Several UK retailers are withdrawing products such as egg salads and sandwiches over concerns they may have been made with eggs from farms implicated by the fipronil contamination scandal on the continent.
Here’s what you need to know.
Which UK products are affected?
So far, 11 products have been withdrawn, sold by Sainsbury’s, Morrisons, Waitrose and Asda. They primarily include egg salads and sandwiches. Click or tap here to see the full list. Unlike on the continent, fresh shell eggs have not been affected in the UK.
Why are they being withdrawn?
The products are believed to have been made with eggs from European farms affected in a wide-ranging contamination scandal involving a pesticide called fipronil. It is believed a cleaning product used to treat red mite in chickens contained fipronil, even though fipronil is not supposed to be used on animals involved in food production.
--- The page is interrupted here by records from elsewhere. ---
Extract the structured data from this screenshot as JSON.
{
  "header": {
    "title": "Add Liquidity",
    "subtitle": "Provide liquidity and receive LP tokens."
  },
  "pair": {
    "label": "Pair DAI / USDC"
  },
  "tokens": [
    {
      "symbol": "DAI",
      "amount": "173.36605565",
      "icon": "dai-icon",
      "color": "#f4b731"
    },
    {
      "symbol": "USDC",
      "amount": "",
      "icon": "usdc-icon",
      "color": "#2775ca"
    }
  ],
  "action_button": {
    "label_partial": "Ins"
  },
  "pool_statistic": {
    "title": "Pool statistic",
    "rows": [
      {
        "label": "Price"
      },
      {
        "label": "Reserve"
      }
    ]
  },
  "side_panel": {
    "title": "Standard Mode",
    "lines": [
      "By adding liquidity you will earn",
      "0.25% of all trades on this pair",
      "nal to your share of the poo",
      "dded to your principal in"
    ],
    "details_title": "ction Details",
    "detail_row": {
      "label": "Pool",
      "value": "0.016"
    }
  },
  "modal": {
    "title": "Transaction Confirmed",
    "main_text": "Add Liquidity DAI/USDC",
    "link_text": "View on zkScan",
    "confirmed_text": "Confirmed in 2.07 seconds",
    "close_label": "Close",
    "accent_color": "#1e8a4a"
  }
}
How many contaminated eggs came to the UK?
The FSA currently estimates about 700,000, up from its previous estimate of 21,000. It says most of the products made with these eggs have a short shelf life and will have already been consumed. Products that are still within their expiry date are now being withdrawn.
Do I need to worry about shell eggs?
On the continent, millions of shell eggs have been withdrawn. But the UK is largely self-sufficient in shell eggs (about 85% of eggs consumed are laid here) and most major retailers source 100% British on their shell eggs.
The FSA says: ”We have no evidence that eggs laid in the UK are contaminated or that fipronil has been used inappropriately in the UK. Testing of eggs on farms is underway across the UK and results to date for England and Wales show no exposure to fipronil.”
What about chicken meat?
Dutch authorities have started testing chicken meat from affected farms as a precaution, though they have pointed out it is rare for farmers to produce both eggs and poultrymeat on the same premises.
The FSA says it has no evidence any meat from affected farms has come to the UK.
How dangerous is fipronil?
The World Health Organization classifies fipronil as “moderately hazardous”. If ingested directly, symptoms can include vomiting, abdominal pain and seizures. In the case of the products withdrawn in the UK, the Food Standards Agency says there is unlikely to be a risk. The products are being withdrawn because fipronil is not authorised to be used in food production, not because there’s a specific safety issue. It has also pointed out that many of the eggs affected were mixed with other eggs in the production of ingredients like sandwich fillers, ”so Fipronil residues will be highly diluted”. The European Commission’s authorised safety level for fipronil is 0.72mg/kg.
Regulators on the continent have also stressed there is little risk to public health and contamination levels are low (ie only slightly higher than the 0.72mg/kg threshold), but regulators in Belgium revealed on Tuesday (8 August) that they had found some cases where fipronil content was high enough (0.92mg/kg) to pose a threat to health.
How did all this start?
In late July, Dutch regulator NVWA raised the alarm after finding traces of the insecticide fipronil in eggs produced on several Dutch farms. NVWA shut down the farms it feared could be affected (to date about 180 farms) and ordered a recall of millions of eggs. It published batch codes of the eggs under suspicion and warned consumers not to consume them.
What is fipronil and how did it get into eggs?
Fipronil is an insecticide that is used in lice and flea treatments for cats and dogs. It not allowed to be used on animals in food production. NVWA investigators believe it was illegitimately used in a cleaning product to treat red mite in poultry houses, with investigations currently centring on a Dutch poultry supplier that bought the treatment from a Belgian company. The poultry supplier, in turn, sold chicks to about 180 Dutch farms, which have all had their egg sales stopped temporarily. It is not clear if the Dutch supplier was aware the lice treatment contained fipronil. A criminal investigation is under way.
Other than the UK, which countries are affected?
The recall was initially focused on the Netherlands, Belgium and Germany. Germany in particular is a huge buyer of Dutch eggs, and German retailers have been at the frontline of the scandal. On Friday (4 August), Aldi Nord and Aldi Süd announced they were removing all fresh eggs from sale as a precaution. Eggs have also been recalled by Lidl, Rewe and Penny.
Since then, the scandal has widened to the UK, France and several other European countries.